In a dual campaign launched in recent weeks, master tactician Ariel Sharon has courted - in separate, behind-the-scenes meetings - lieutenants of arch-nemesis Yasser Arafat, and disciples of party rival Netanyahu in order to explore possible routes of quelling Israeli-Palestinian unrest, as well ensuring his own position as the leader of the party he himself virtually invented in the 1970s.

Ultimately, Sharon loyalists hope, the Israeli leader will thus keep his Likud-Labor-based unity government intact - with himself at the helm - until general elections scheduled for next year. The Sharon camp believes that if the prime minister can survive an expected Netanyahu bid to unseat him as party chief, Sharon can beat the electoral curse that has driven every incumbent prime minister from office in the last four elections.

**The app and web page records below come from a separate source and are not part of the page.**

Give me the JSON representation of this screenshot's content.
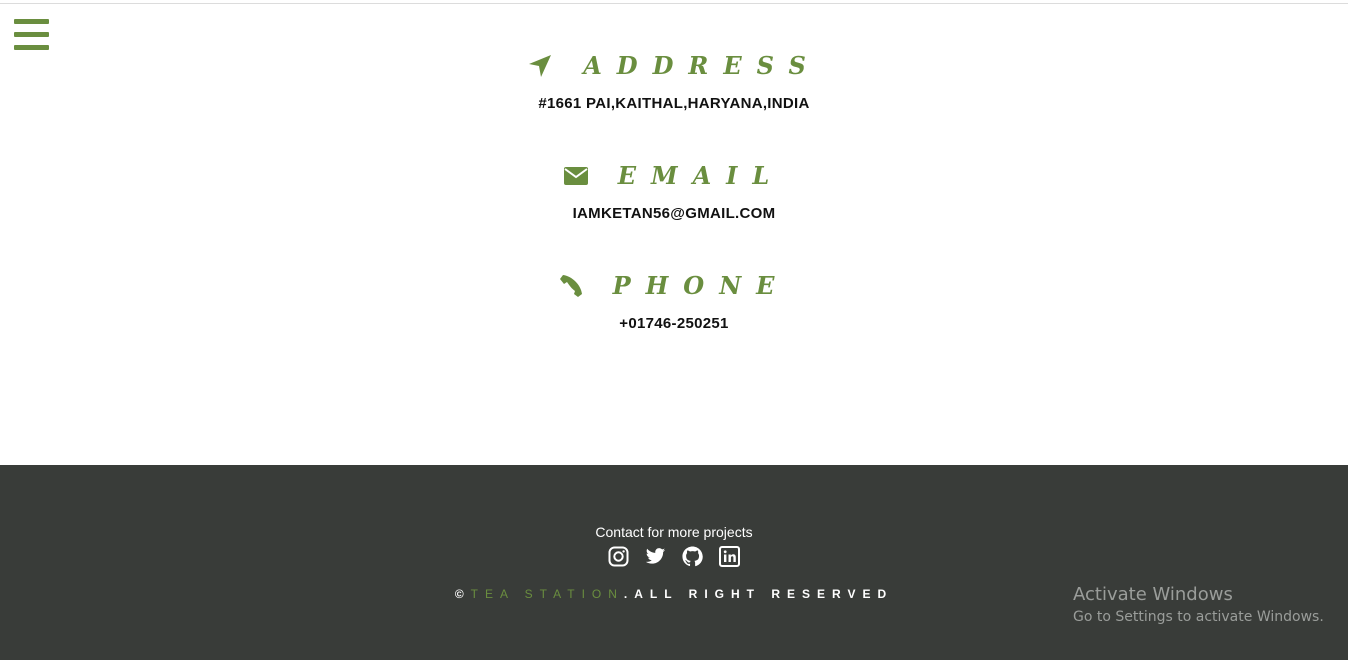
{
  "nav": {
    "menu_icon": "hamburger-icon"
  },
  "contact": {
    "address": {
      "icon": "location-arrow-icon",
      "label": "ADDRESS",
      "value": "#1661 PAI,KAITHAL,HARYANA,INDIA"
    },
    "email": {
      "icon": "envelope-icon",
      "label": "EMAIL",
      "value": "IAMKETAN56@GMAIL.COM"
    },
    "phone": {
      "icon": "phone-icon",
      "label": "PHONE",
      "value": "+01746-250251"
    }
  },
  "footer": {
    "title": "Contact for more projects",
    "social": [
      "instagram-icon",
      "twitter-icon",
      "github-icon",
      "linkedin-icon"
    ],
    "copyright_symbol": "©",
    "brand": "TEA STATION",
    "rights": ".ALL RIGHT RESERVED"
  },
  "watermark": {
    "title": "Activate Windows",
    "subtitle": "Go to Settings to activate Windows."
  },
  "colors": {
    "accent": "#6a8e3f",
    "footer_bg": "#393c39",
    "text": "#111111"
  }
}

But the weighty albatross of an unending Palestinian uprising and an ailing economy have boosted the hopes of Netanyahu-backers, whose field general in the Knesset, Likud lawmaker Yisrael Katz, openly said Monday: "I personally have no doubt that the next leader of the Likud will be Bibi Netanyahu. Whenever elections for the Knesset take place, I am convinced that he will run, and will be elected by a very great majority.

"Bibi Netanyahu is viewed as a man of principle and of consistency, the man who can rescue Israel from one of the worst security and economic crises it has ever known," Katz told Israel Radio, criticizing Sharon and his recent barnstorming of local Likud politicians nationwide. "Prime Minister Ariel Sharon should concentrate largely on running the affairs of state, its security and social and economic affairs, rather than dealing so intensively and devoting so much of his time to internal political activity."

Ha'aretz commentator Akiva Eldar remarks that if general elections were held now, Sharon, buoyed by support from centrist Labor voters, might well win. Within the Likud, in a race for party leadership, however, he might well lose.

"Bibi is Sharon's opposition, and within the Likud, there is no question that Bibi is the more popular, and is thus breathing down Sharon's neck." In fact, Sharon is more popular at this point among Labor voters than he is among those of the Likud, Eldar argues. Referring to newly elected Labor chief Benjamin Ben-Eliezer, who serves Sharon as defense minister in the unity coalition, he says: "The Labor voters don't especially like Fuad. They really don't want to take risks, they don't know Fuad too well, they don't like Bibi at all, and with Sharon, at least, what you see is what you get."

In meeting last week with the Palestinians, Sharon hoped to give Foreign Minister Shimon Peres justification to remain in the government, and thus keep the coalition whole, Eldar continues. "If Peres leaves, this could set off a process that leads to early elections, which could spell the end for Sharon."

In order to win against Netanyahu, Sharon must make good on a pledge to bring about security, if not peace. "He knows that security cannot be gained without giving the Palestinians something," Eldar says. "His advantage over Netanyahu now is that he can bring Israelis some results, and convince the Palestinians to take something that most Israelis are willing to give. For example, if the Palestinians agree to accept 42 percent of the West Bank and are willing to declare a state there, and if Sharon agrees to pull back from Gaza, this is something that Israelis will buy, and which Labor will also support."

Such an arrangement might also cause a split in the contentious right-centrist Likud, which could also work to Sharon's advantage.

The Netanyahu challenge also provides Sharon with a fringe benefit that the ex-prime minister could hardly have intended: an alibi for refraining from making sweeping concessions to the Palestinians. In the face of pressures from Labor at home and U.S. and EU officials abroad, Sharon can "use the argument of 'Bibi's breathing down my neck,' as a cover for his own (rightist) ideology. It gives him more leeway, and helps him to justify positions that he would have taken anyway," Eldar said. The impression given is that "if it were not for Bibi, Sharon would be more forthcoming, more flexible."

Eldar believes, moreover, that Sharon's hard-line stances are his alone. "He doesn't need Bibi to take these positions. They are pure Sharon. But in the briefings that he will be giving the Americans, Sharon can say that he must be careful, because he is maneuvering between Bibi and Shimon Peres."

In sum, Sharon is reaping a kind of political "discount" from Netanyahu's hawkishness, just as he profits from what the American administration has come to view as Arafat's duplicity, stubbornness, and refusal to assert his leadership. Notes Eldar, "It's true of both Netanyahu and Arafat, that if they weren't around, Sharon would have been well advised to have invented them."